Depending on the loan program you choose, a lender could require you to put down as little as 3% or as much as 10%. Considering the average home sales price in Q2 of 2022 in the United States is $440,000, according to the St. Louis Federal Reserve Bank, that means a borrower could shell out between $13,200 to $44,000 just for the down payment.
That’s not all either. There is almost always closing costs associated with any loan when buying a home.
This can make homeownership challenging and, in many cases, unrealistic for first-time homebuyers. However, there are a few programs and measures you can take advantage of to help offset this cost to get into your first home.
Down Payment Assistance Programs
It’s no secret for many towns and cities. More homeowners equal more property tax dollars that come in every year. In an effort to get more people into homeownership, many cities, counties and state housing agencies now offer down payment assistance.

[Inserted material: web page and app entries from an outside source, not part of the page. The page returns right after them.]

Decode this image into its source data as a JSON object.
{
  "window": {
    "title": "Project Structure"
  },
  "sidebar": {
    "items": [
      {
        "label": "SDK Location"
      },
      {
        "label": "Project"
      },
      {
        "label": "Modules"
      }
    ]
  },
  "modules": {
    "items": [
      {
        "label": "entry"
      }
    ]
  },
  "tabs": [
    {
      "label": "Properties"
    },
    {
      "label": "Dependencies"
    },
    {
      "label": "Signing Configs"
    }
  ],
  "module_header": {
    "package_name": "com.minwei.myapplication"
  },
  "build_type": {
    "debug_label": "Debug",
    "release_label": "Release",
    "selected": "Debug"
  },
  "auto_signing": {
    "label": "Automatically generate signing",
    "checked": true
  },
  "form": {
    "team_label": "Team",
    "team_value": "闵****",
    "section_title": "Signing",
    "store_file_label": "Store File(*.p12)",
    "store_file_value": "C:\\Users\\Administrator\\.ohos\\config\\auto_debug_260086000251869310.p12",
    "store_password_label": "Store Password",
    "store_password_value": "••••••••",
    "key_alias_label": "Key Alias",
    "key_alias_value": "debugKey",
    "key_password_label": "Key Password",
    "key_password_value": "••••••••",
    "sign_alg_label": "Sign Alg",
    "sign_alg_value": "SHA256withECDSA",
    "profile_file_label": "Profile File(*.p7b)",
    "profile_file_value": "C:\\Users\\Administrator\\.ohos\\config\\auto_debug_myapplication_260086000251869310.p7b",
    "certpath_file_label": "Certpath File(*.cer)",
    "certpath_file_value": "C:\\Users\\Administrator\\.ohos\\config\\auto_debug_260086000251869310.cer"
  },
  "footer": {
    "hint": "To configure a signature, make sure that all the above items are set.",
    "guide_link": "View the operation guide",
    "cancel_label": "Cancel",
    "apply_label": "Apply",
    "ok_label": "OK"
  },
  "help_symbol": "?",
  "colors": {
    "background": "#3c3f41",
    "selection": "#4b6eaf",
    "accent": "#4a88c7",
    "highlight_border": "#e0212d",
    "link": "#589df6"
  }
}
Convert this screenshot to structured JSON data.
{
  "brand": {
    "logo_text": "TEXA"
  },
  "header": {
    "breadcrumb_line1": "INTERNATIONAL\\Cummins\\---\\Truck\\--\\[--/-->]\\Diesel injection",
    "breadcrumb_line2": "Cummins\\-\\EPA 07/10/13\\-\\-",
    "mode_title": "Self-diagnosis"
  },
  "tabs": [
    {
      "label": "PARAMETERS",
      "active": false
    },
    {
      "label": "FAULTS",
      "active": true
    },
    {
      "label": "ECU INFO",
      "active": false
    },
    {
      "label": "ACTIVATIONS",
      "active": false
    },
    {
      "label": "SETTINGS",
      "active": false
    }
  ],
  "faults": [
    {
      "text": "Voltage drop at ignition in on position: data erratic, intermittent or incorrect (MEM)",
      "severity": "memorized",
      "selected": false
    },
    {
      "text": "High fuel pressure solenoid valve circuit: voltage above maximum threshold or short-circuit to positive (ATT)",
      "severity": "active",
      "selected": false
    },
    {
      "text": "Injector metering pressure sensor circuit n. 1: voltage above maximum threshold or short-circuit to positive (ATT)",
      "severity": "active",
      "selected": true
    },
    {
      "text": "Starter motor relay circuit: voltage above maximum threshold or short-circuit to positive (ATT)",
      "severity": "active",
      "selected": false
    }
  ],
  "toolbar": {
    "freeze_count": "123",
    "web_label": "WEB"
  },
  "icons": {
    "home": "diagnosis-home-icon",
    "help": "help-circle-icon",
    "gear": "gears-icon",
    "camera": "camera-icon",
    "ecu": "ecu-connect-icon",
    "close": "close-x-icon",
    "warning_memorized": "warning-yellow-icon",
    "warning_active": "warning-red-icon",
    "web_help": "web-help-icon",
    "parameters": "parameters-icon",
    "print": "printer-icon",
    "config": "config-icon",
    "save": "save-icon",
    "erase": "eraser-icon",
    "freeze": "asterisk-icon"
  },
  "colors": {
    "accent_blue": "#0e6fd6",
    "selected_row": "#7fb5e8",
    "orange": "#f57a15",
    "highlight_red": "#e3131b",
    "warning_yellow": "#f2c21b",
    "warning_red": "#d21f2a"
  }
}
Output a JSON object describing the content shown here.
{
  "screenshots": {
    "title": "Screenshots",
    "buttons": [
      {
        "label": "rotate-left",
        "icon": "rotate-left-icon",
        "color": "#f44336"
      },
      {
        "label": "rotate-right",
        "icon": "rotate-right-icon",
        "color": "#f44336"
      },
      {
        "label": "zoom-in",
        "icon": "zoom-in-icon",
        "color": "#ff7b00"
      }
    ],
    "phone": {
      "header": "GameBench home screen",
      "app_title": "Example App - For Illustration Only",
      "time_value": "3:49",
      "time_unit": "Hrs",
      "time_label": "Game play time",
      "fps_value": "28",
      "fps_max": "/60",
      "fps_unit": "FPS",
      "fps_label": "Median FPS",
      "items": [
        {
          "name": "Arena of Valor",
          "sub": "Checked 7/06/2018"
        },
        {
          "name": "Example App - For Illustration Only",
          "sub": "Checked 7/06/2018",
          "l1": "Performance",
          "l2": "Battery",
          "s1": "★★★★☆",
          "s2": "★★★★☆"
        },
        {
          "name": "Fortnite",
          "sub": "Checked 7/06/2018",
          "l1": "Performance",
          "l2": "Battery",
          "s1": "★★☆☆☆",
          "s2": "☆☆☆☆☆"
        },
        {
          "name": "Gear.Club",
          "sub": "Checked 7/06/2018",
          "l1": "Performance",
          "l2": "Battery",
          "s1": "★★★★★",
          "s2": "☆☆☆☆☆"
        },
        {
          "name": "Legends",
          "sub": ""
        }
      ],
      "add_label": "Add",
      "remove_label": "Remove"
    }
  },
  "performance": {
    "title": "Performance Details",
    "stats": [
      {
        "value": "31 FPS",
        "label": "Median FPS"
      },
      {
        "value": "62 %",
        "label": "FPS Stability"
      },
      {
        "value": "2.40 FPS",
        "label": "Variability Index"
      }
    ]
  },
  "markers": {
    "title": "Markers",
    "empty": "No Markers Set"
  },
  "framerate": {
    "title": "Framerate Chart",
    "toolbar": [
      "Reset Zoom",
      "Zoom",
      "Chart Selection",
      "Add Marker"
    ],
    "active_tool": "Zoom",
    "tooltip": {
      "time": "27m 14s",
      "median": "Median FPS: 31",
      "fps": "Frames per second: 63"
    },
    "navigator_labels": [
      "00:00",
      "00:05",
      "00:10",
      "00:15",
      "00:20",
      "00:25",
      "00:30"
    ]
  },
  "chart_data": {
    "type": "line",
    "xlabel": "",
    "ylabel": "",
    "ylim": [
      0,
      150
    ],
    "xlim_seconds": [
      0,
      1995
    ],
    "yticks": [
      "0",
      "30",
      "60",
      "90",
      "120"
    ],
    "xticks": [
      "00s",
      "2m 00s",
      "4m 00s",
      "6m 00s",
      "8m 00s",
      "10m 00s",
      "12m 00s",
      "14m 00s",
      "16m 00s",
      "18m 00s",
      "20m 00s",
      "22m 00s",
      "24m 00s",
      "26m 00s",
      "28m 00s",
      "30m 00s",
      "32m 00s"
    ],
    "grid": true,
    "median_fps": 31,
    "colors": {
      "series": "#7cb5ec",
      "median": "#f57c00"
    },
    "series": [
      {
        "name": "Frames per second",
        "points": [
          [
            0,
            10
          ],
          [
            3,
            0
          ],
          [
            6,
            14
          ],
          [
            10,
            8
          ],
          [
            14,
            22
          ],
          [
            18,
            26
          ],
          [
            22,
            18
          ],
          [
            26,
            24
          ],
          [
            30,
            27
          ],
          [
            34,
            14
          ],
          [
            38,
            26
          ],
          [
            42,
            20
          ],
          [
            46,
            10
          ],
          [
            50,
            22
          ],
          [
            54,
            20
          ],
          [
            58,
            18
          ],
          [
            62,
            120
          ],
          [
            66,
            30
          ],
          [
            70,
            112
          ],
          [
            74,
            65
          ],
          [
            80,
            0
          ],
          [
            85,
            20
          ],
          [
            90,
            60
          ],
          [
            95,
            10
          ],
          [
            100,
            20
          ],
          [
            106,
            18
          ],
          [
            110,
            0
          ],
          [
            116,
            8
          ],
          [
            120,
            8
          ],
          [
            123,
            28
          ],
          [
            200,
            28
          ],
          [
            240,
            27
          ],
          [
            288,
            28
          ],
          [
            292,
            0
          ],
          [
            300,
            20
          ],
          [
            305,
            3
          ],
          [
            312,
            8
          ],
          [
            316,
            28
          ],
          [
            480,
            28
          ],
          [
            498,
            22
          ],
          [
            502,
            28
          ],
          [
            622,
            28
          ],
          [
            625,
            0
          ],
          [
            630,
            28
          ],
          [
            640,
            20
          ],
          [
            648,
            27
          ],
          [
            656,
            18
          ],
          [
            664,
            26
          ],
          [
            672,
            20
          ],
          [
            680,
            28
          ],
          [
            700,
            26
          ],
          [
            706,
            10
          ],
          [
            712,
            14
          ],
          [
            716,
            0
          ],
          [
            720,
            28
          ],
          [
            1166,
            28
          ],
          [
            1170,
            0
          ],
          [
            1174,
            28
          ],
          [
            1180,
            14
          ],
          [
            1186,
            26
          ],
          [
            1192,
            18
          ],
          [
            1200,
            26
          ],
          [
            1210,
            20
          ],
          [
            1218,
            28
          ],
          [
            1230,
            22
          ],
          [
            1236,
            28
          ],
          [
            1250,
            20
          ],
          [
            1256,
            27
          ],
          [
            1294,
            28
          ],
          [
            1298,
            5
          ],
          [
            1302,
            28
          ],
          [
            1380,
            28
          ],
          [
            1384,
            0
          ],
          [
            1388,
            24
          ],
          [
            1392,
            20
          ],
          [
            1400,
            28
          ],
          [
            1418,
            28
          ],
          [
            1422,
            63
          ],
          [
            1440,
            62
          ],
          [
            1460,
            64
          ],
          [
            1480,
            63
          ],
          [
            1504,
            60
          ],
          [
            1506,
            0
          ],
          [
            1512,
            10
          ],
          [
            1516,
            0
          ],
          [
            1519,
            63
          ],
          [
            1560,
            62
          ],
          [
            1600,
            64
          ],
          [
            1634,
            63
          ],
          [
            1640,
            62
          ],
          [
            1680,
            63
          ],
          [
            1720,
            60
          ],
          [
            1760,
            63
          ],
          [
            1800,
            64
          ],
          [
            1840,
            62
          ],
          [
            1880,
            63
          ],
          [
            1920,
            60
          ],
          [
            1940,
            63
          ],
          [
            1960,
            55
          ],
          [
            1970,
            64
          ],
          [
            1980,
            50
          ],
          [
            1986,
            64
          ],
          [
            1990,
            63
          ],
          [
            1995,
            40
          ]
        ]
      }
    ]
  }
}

Each program is different and will offer the homebuyer varying amounts of assistance. In some instances, the agency can cover 100% of the down payment. Other agencies might cover the closing cost of a loan. The main thing is assistance is out there for those who need it.
Many of these programs are limited to low to moderate income families or require you to live in a certain area. Check the program guidelines before applying to make sure it meets your purchasing goals.
In exchange for the assistance, the programs will require the borrower to stay in the home for a specified amount of time. If you sell or refinance before that time period is up, you could be required to pay it all back.
Some programs serve as a loan that is paid back over a 5-to-10-year period and includes interest. These figures should be considered when budgeting for your home purchase.
Gift funds have become increasingly popular for first-time homebuyers. Each lender will have their own requirements on who is allowed to give gift funds, but generally they can only come from family members.
It must be an actual gift too. This means the individual giving the gift cannot require you to pay the funds back in anyway. Check with your lender on the guidelines for gift funds. Although the person giving the gift may want to pay the entire down payment, a certain percentage of the funds to close must come from the borrower.
While many borrowers do not have funds for a down payment sitting readily available in their bank account, many do have large amounts of cash in their 401K retirement plans.
There are two ways borrowers can access the funds from their retirement plans, take a withdrawal or take out a loan.
The withdrawal will come with a hefty penalty in most cases. Each retirement plan is different, but the standard early withdrawal penalty is 10%. On top that, you will have to pay taxes on the money you withdraw depending on your tax bracket. It is highly advised that you talk with a financial adviser to figure out the long-term impacts of a withdrawal.
A more popular option is a 401K loan. In this situation, individuals can borrow the money needed to cover the down payment and pay it back, to their own 401K account, plus interest. This is an attractive option for many as you are paying yourself back more money than you borrowed.
In either case, the money withdrawn will lose out on potential earnings over time, so the seek the advice of your retirement or financial planner.
Sell Your Stuff
Many people have stuff laying around the house they no longer want or need anymore. Consider selling your old clothes, sporting equipment or furniture in a yard sale.
You could also sell an old car that does not get much use anymore. This can be excellent way to make a large portion of your down-payment.
If you have quite a bit of stocks or bonds, consider selling them in order to come up with funds needed to buy home.
While not all options are attractive when coming up with a down payment, remember homeownership is an investment that hopefully overtime will increase your net worth. There are expenses that go into homeownership including unforeseen ones, however, most homeowners will still be on solid financial footing when the time comes to sell their property.